> **TASK DETAILS**
Could you copy every line of the data that contains "this"?

□ □ □ □

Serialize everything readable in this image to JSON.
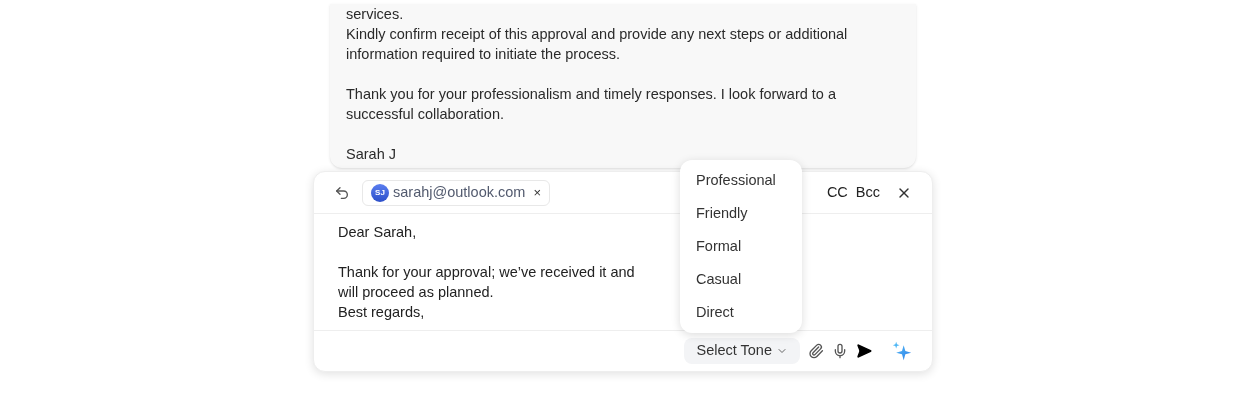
{
  "previous_message": {
    "paragraphs": [
      [
        "services.",
        "Kindly confirm receipt of this approval and provide any next steps or additional",
        "information required to initiate the process."
      ],
      [
        "Thank you for your professionalism and timely responses. I look forward to a",
        "successful collaboration."
      ],
      [
        "Sarah J"
      ]
    ]
  },
  "compose": {
    "recipient": {
      "initials": "SJ",
      "email": "sarahj@outlook.com",
      "remove": "×"
    },
    "cc": "CC",
    "bcc": "Bcc",
    "body": [
      [
        "Dear Sarah,"
      ],
      [
        "Thank for your approval; we’ve received it and",
        "will proceed as planned.",
        "Best regards,"
      ]
    ],
    "tone_button": "Select Tone",
    "tone_menu": [
      {
        "label": "Professional",
        "selected": false
      },
      {
        "label": "Friendly",
        "selected": false
      },
      {
        "label": "Formal",
        "selected": false
      },
      {
        "label": "Casual",
        "selected": false
      },
      {
        "label": "Direct",
        "selected": false
      }
    ]
  }
}
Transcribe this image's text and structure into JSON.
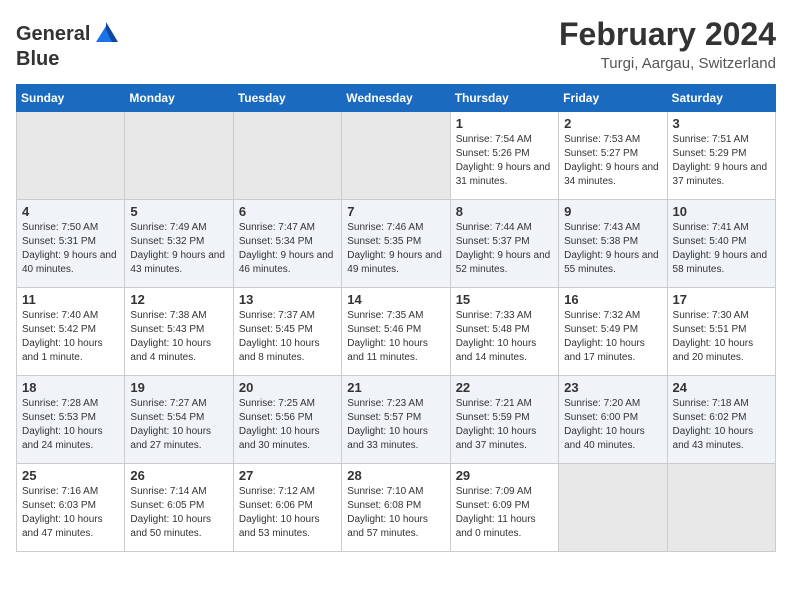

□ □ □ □

> **RESULT OF THE EXERCISE**
Serialize everything readable in this image to JSON.
        "Kindly confirm receipt of this approval and provide any next steps or additional",
Transcribe this image's text and structure into JSON.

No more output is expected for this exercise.